At the beginning I had to do a lot of training and joined meetings to try to understand all the relationships and processes. However, slowly I was given more and more responsibilities including leading meetings, writing meetings minutes, updating documents, managing vendors and more. I believe I was very valued and was given the perfect amount I could handle. Although some of the tasks were out of my comfort zone, they were the ones that helped me develop most.
The role itself is not related to the course I am doing at university at all. However, I believe I gained many transferable skills, such as communication, time-management, leadership and confidence that I wouldn't gain at university. I have chosen to work in clinical operations, as I have done a summer placement in this department in another company before, and this placement has really showed me that this is something that I truly enjoy and should consider it as a future career.
I was only in the office for 6 months because of COVID-19 pandemic. I think the atmosphere in the office was normal. Everyone was friendly, but also extremely busy, so although I could come up to people I know to have a chat, I would have only done it with people I'm closer with. There were also different site events organised, which were a nice change to normal days. While working from home, there were also virtual coffees organised, but often cancelled due to workload.
I believe it was very well organised with enough workload for me at all times. Although requesting access to systems was slow with all the required training and forms, after that everything was ok. The other thing that could have been better was explanation of how holidays work and there was a change in holidays policy in the middle, but I believe it was well organised on case by case basis. If possible, it would be good if rolling off holidays would be possible or borrowing from next year to travel/go back home for Christmas, which was very expensive for me to fly because I couldn't fly earlier, as I only had 7 days of holidays by December. I was also not allowed to work from home, as IPs were not allowed. Hopefully now it will change.
I had a lot of resources and training available for free within GSK and company. I was also able to access pluralsight and data academy for free, which was a good opportunity to learn. I was also given access to LinkedIn learning for free, which I found really useful. However, I didn't do any paid trainings/events/conferences. What was good as well, was that I could study, attend outside or univeristy training during working hours if needed.
There are many different opportunities at GSK. They include Future Leaders Programme for fresh graduates, phd programmes and master schemes. They also introduced us to many entry role positions, which I'm more likely to apply for. What I found very useful this year was presentations and meetings with people in different roles to learn about their responsibilities, departments and if other roles might be of my interest in the future. Many caught my eye, but clinical operations is still one of those that I'm most likely to come back to.
None, as it was in Stockley Park, so there was no night life there and everyone drive back home straight after work. Many people lived at home and drove to work, and those who didn't live at home, commuted from more central London (mostly Ealing), where nightlife was richer. For social life we would often go someone's house and then go out in London.
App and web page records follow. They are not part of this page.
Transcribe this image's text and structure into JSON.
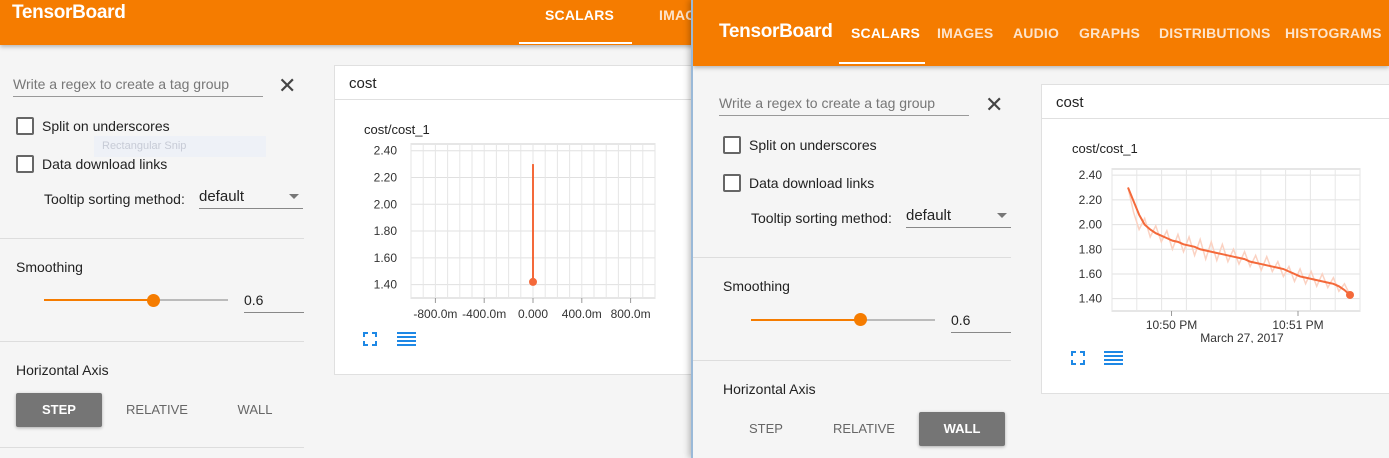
{
  "brand": "TensorBoard",
  "tabs": [
    "SCALARS",
    "IMAGES",
    "AUDIO",
    "GRAPHS",
    "DISTRIBUTIONS",
    "HISTOGRAMS"
  ],
  "tab_clipped": "IMAG",
  "sidebar": {
    "regex_placeholder": "Write a regex to create a tag group",
    "split_label": "Split on underscores",
    "download_label": "Data download links",
    "tooltip_label": "Tooltip sorting method:",
    "tooltip_value": "default",
    "smoothing_label": "Smoothing",
    "smoothing_value": "0.6",
    "haxis_label": "Horizontal Axis",
    "haxis_options": [
      "STEP",
      "RELATIVE",
      "WALL"
    ]
  },
  "ghost_text": "Rectangular Snip",
  "colors": {
    "accent": "#f57c00",
    "line": "#f4693a",
    "raw": "#fbd2c2"
  },
  "icons": [
    "fullscreen-icon",
    "data-list-icon",
    "close-icon",
    "dropdown-caret-icon"
  ],
  "windowA": {
    "group": "cost",
    "haxis_selected": "STEP",
    "chart_data": {
      "type": "line",
      "title": "cost/cost_1",
      "x_tick_labels": [
        "-800.0m",
        "-400.0m",
        "0.000",
        "400.0m",
        "800.0m"
      ],
      "y_tick_labels": [
        "2.40",
        "2.20",
        "2.00",
        "1.80",
        "1.60",
        "1.40"
      ],
      "xlim": [
        -1.0,
        1.0
      ],
      "ylim": [
        1.3,
        2.45
      ],
      "grid": true,
      "series": [
        {
          "x": [
            0.0,
            0.0
          ],
          "y": [
            2.3,
            1.42
          ]
        }
      ]
    }
  },
  "windowB": {
    "group": "cost",
    "haxis_selected": "WALL",
    "chart_data": {
      "type": "line",
      "title": "cost/cost_1",
      "x_tick_labels": [
        "10:50 PM",
        "10:51 PM"
      ],
      "x_sublabel": "March 27, 2017",
      "y_tick_labels": [
        "2.40",
        "2.20",
        "2.00",
        "1.80",
        "1.60",
        "1.40"
      ],
      "ylim": [
        1.3,
        2.45
      ],
      "grid": true,
      "series": [
        {
          "role": "smoothed",
          "y": [
            2.3,
            2.19,
            2.08,
            2.0,
            1.96,
            1.93,
            1.91,
            1.89,
            1.87,
            1.86,
            1.84,
            1.83,
            1.82,
            1.8,
            1.79,
            1.78,
            1.77,
            1.76,
            1.75,
            1.74,
            1.73,
            1.72,
            1.7,
            1.69,
            1.68,
            1.67,
            1.66,
            1.65,
            1.64,
            1.62,
            1.6,
            1.58,
            1.57,
            1.56,
            1.55,
            1.54,
            1.53,
            1.52,
            1.5,
            1.47,
            1.43
          ]
        },
        {
          "role": "raw",
          "y": [
            2.3,
            2.1,
            1.96,
            2.05,
            1.9,
            1.99,
            1.86,
            1.95,
            1.8,
            1.92,
            1.78,
            1.9,
            1.75,
            1.88,
            1.72,
            1.86,
            1.71,
            1.84,
            1.7,
            1.8,
            1.68,
            1.78,
            1.66,
            1.75,
            1.63,
            1.74,
            1.62,
            1.7,
            1.58,
            1.66,
            1.54,
            1.64,
            1.52,
            1.62,
            1.5,
            1.6,
            1.49,
            1.57,
            1.46,
            1.52,
            1.43
          ]
        }
      ]
    }
  }
}
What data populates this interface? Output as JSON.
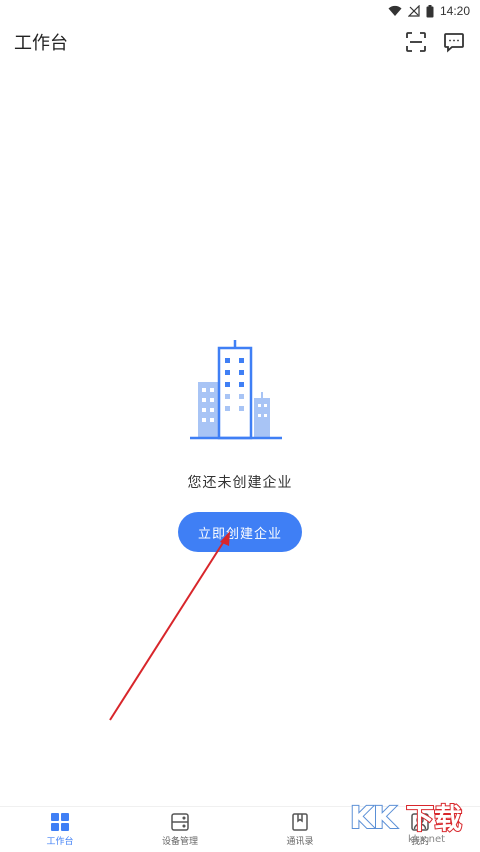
{
  "status_bar": {
    "time": "14:20"
  },
  "header": {
    "title": "工作台"
  },
  "empty_state": {
    "message": "您还未创建企业",
    "button_label": "立即创建企业"
  },
  "tabs": [
    {
      "label": "工作台",
      "icon": "grid-icon",
      "active": true
    },
    {
      "label": "设备管理",
      "icon": "device-icon",
      "active": false
    },
    {
      "label": "通讯录",
      "icon": "contacts-icon",
      "active": false
    },
    {
      "label": "我的",
      "icon": "profile-icon",
      "active": false
    }
  ],
  "watermark": {
    "text": "KK下载",
    "url": "www.kkx.net"
  },
  "colors": {
    "accent": "#3f7ff5",
    "arrow": "#d8262b",
    "illustration_light": "#a8c4f5"
  }
}
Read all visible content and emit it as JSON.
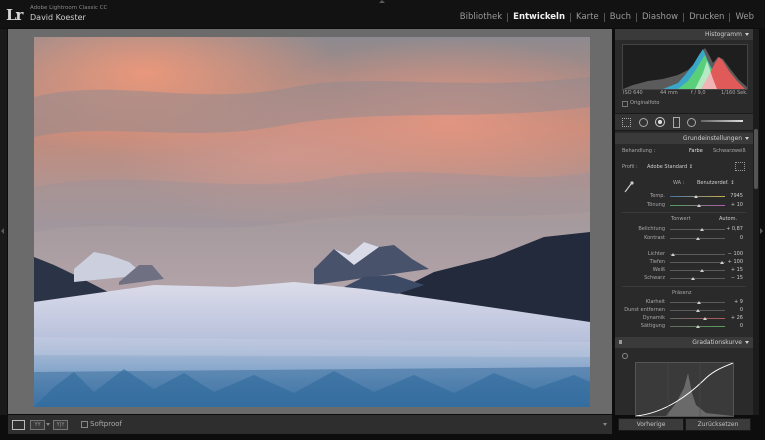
{
  "app": {
    "logo": "Lr",
    "name": "Adobe Lightroom Classic CC",
    "user": "David Koester"
  },
  "modules": [
    {
      "label": "Bibliothek",
      "active": false
    },
    {
      "label": "Entwickeln",
      "active": true
    },
    {
      "label": "Karte",
      "active": false
    },
    {
      "label": "Buch",
      "active": false
    },
    {
      "label": "Diashow",
      "active": false
    },
    {
      "label": "Drucken",
      "active": false
    },
    {
      "label": "Web",
      "active": false
    }
  ],
  "histogram": {
    "title": "Histogramm",
    "iso": "ISO 640",
    "focal": "44 mm",
    "aperture": "f / 9,0",
    "shutter": "1/160 Sek.",
    "original_photo": "Originalfoto"
  },
  "basic": {
    "title": "Grundeinstellungen",
    "treatment_label": "Behandlung :",
    "treatment_color": "Farbe",
    "treatment_bw": "Schwarzweiß",
    "profile_label": "Profil :",
    "profile_value": "Adobe Standard ↕",
    "wb_label": "WA :",
    "wb_value": "Benutzerdef. ↕",
    "temp_label": "Temp.",
    "temp_value": "7945",
    "tint_label": "Tönung",
    "tint_value": "+ 10",
    "tone_label": "Tonwert",
    "tone_auto": "Autom.",
    "exposure_label": "Belichtung",
    "exposure_value": "+ 0,87",
    "contrast_label": "Kontrast",
    "contrast_value": "0",
    "highlights_label": "Lichter",
    "highlights_value": "− 100",
    "shadows_label": "Tiefen",
    "shadows_value": "+ 100",
    "whites_label": "Weiß",
    "whites_value": "+ 15",
    "blacks_label": "Schwarz",
    "blacks_value": "− 15",
    "presence_label": "Präsenz",
    "clarity_label": "Klarheit",
    "clarity_value": "+ 9",
    "dehaze_label": "Dunst entfernen",
    "dehaze_value": "0",
    "vibrance_label": "Dynamik",
    "vibrance_value": "+ 26",
    "saturation_label": "Sättigung",
    "saturation_value": "0"
  },
  "sliders": {
    "temp": 0.48,
    "tint": 0.52,
    "exposure": 0.58,
    "contrast": 0.5,
    "highlights": 0.05,
    "shadows": 0.95,
    "whites": 0.58,
    "blacks": 0.42,
    "clarity": 0.53,
    "dehaze": 0.5,
    "vibrance": 0.63,
    "saturation": 0.5
  },
  "tone_curve": {
    "title": "Gradationskurve"
  },
  "footer": {
    "previous": "Vorherige",
    "reset": "Zurücksetzen",
    "softproof": "Softproof"
  },
  "colors": {
    "panel_bg": "#2a2a2a",
    "canvas_bg": "#6b6b6b",
    "accent": "#f0f0f0"
  }
}
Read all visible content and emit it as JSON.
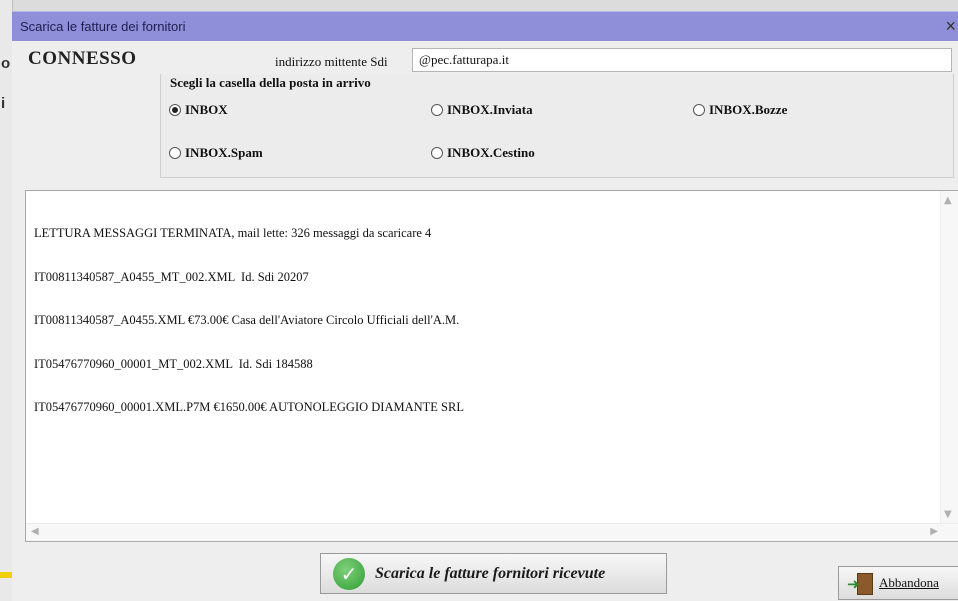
{
  "window": {
    "title": "Scarica le fatture dei fornitori",
    "close_glyph": "×"
  },
  "connection": {
    "status": "CONNESSO"
  },
  "sender": {
    "label": "indirizzo mittente Sdi",
    "value": "@pec.fatturapa.it"
  },
  "mailbox": {
    "title": "Scegli la casella della posta in arrivo",
    "options": [
      {
        "label": "INBOX",
        "selected": true
      },
      {
        "label": "INBOX.Inviata",
        "selected": false
      },
      {
        "label": "INBOX.Bozze",
        "selected": false
      },
      {
        "label": "INBOX.Spam",
        "selected": false
      },
      {
        "label": "INBOX.Cestino",
        "selected": false
      }
    ]
  },
  "log": {
    "lines": [
      "LETTURA MESSAGGI TERMINATA, mail lette: 326 messaggi da scaricare 4",
      "IT00811340587_A0455_MT_002.XML  Id. Sdi 20207",
      "IT00811340587_A0455.XML €73.00€ Casa dell'Aviatore Circolo Ufficiali dell'A.M.",
      "IT05476770960_00001_MT_002.XML  Id. Sdi 184588",
      "IT05476770960_00001.XML.P7M €1650.00€ AUTONOLEGGIO DIAMANTE SRL"
    ]
  },
  "actions": {
    "download_label": "Scarica le fatture fornitori ricevute",
    "abandon_label": "Abbandona"
  },
  "icons": {
    "download": "check-icon",
    "abandon": "exit-door-icon"
  },
  "colors": {
    "titlebar": "#8f8fd9",
    "check_green": "#2f9d33"
  }
}
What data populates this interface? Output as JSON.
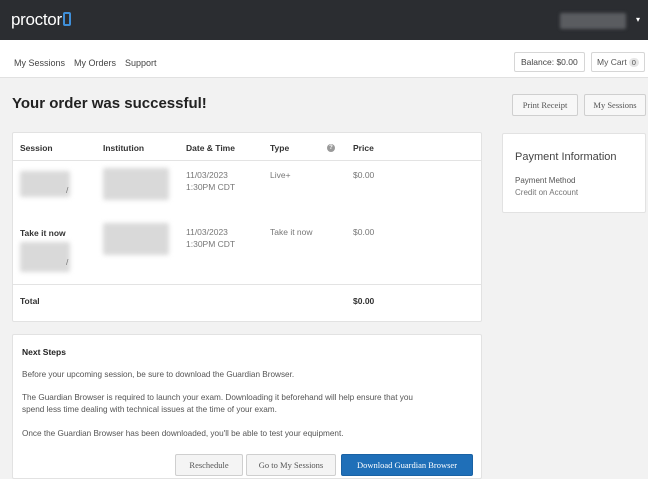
{
  "header": {
    "logo_text": "proctor",
    "account_caret": "▾"
  },
  "nav": {
    "items": [
      "My Sessions",
      "My Orders",
      "Support"
    ],
    "balance_label": "Balance: $0.00",
    "cart_label": "My Cart",
    "cart_count": "0"
  },
  "page": {
    "title": "Your order was successful!",
    "print_receipt_label": "Print Receipt",
    "my_sessions_label": "My Sessions"
  },
  "order_table": {
    "columns": [
      "Session",
      "Institution",
      "Date & Time",
      "Type",
      "Price"
    ],
    "info_icon": "?",
    "rows": [
      {
        "session": "",
        "session_suffix": "/",
        "date": "11/03/2023",
        "time": "1:30PM CDT",
        "type": "Live+",
        "price": "$0.00"
      },
      {
        "session": "Take it now",
        "session_suffix": "/",
        "date": "11/03/2023",
        "time": "1:30PM CDT",
        "type": "Take it now",
        "price": "$0.00"
      }
    ],
    "total_label": "Total",
    "total_value": "$0.00"
  },
  "payment": {
    "title": "Payment Information",
    "method_label": "Payment Method",
    "method_value": "Credit on Account"
  },
  "next_steps": {
    "title": "Next Steps",
    "paragraph_1": "Before your upcoming session, be sure to download the Guardian Browser.",
    "paragraph_2_line_1": "The Guardian Browser is required to launch your exam. Downloading it beforehand will help ensure that you",
    "paragraph_2_line_2": "spend less time dealing with technical issues at the time of your exam.",
    "paragraph_3": "Once the Guardian Browser has been downloaded, you'll be able to test your equipment.",
    "reschedule_label": "Reschedule",
    "go_to_sessions_label": "Go to My Sessions",
    "download_label": "Download Guardian Browser"
  },
  "colors": {
    "topbar": "#2b2d31",
    "accent": "#3f8fd9",
    "primary_button": "#1f6fb8"
  }
}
Yes, many. I worked on Quality Tolerance Limit Implementation team where I learnt about above study areas and the structure of the industry. I was also part of the Site Events team and organised the Lunar New Years Event in January. We also had a Journal Club where we analysed research papers around clinical trials, I was a member of WLI and attended many workshops. Additionally, I also became a STEM ambassador and supported many STEM Outreach events.